His most recent book, "Going to See the Elephant," contains pierces written in a literary vein and essays struck as types of reminiscence and of tribute. All of them are informal and easygoing in nature, even those, such as "A Day's Fair Work: The Poetry of Fred Chappell," which are literary criticism. "Nobody that I can think of," Mr. Garrett casually but seriously says, "is as easy and fluent in such a variety of forms as Chappell. Nobody else that I know of has the art of speaking in such a variety of voices."

Tributes to other writers include "The Good Ghost of F. Scott Fitzgerald" ("he was, line by line, move by move, one of the most gifted writers we Americans have ever known"); "Miss Eudora When Last Seen" ("how many other writers have kept your attention and given you nothing but joy for fifty years?"); and Madison Jones (of his novels Mr. Garrett writes: "I had and have strong memories of them, of the great pleasure and envy I felt").

There are dissenting reports on Truman Capote, especially his "In Cold Blood" ("Perry Smith becomes . . . a spooky embodiment of Capote's early fiction"), and on James Dickey ("The press shares Dickey's lack of interest in the tyranny of fact. Literary journalists . . . are more interested in a good story than in prosaic truth. From the beginning, Dickey understood the expectations of the press and lived up to them"). Both pieces deal with the manipulation of fact and fiction by two writers indifferent to telling the truth.

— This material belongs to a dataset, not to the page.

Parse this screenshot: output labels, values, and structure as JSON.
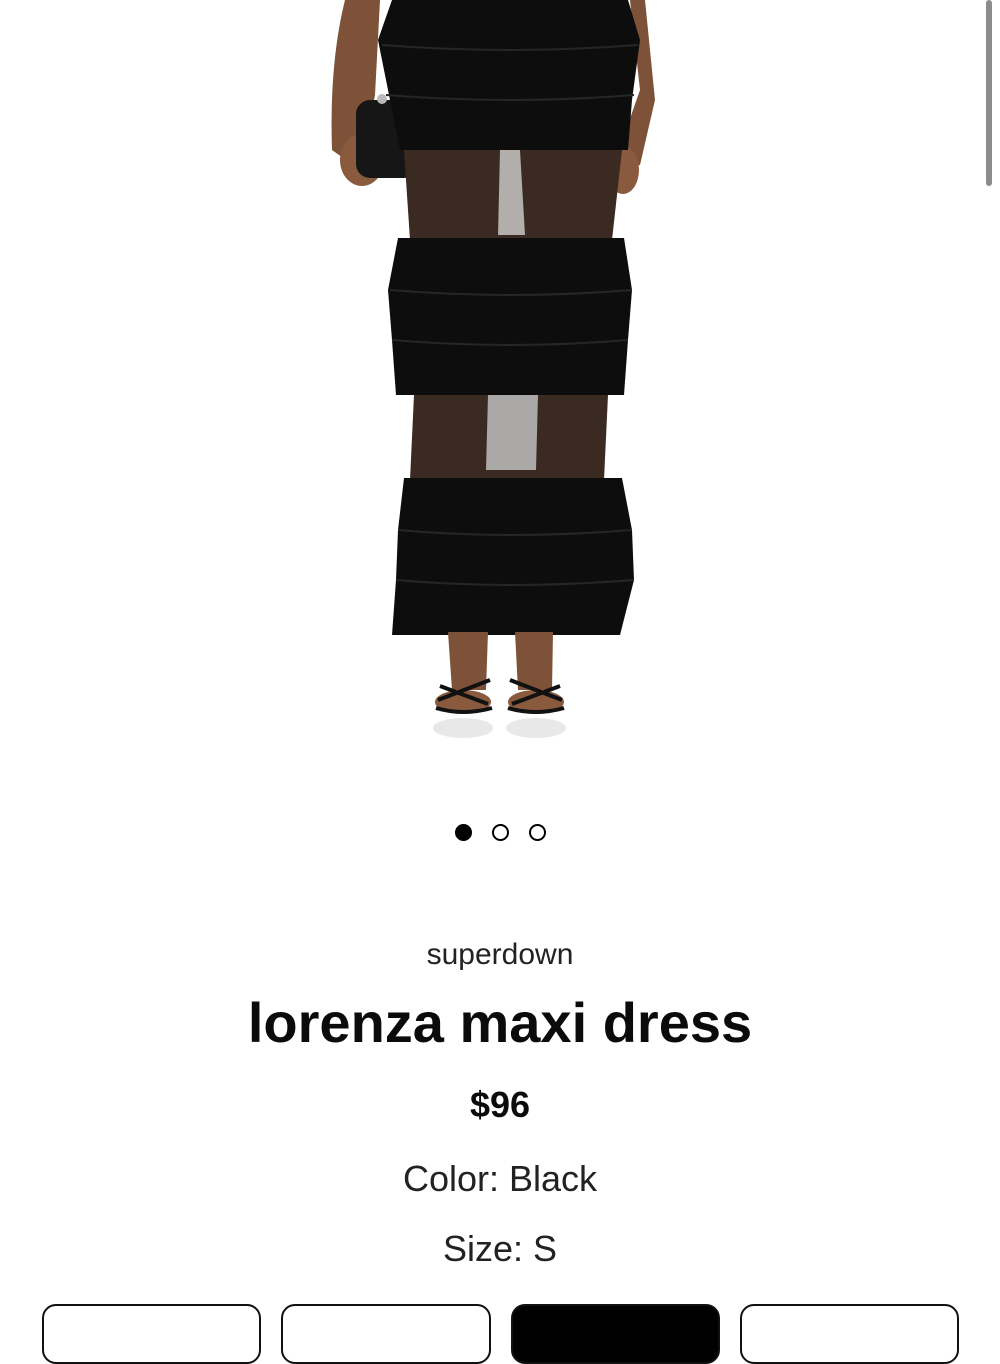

Mr. Garrett's critical essays, whether formal or informal, are devoted largely to modern and contemporary fiction (James Gould Cozzens, John Cheever, Saul Bellow), to Southern letters (William Faulkner, Robert Penn Warren, Eudora Welty), to contemporary poetry (Mr. …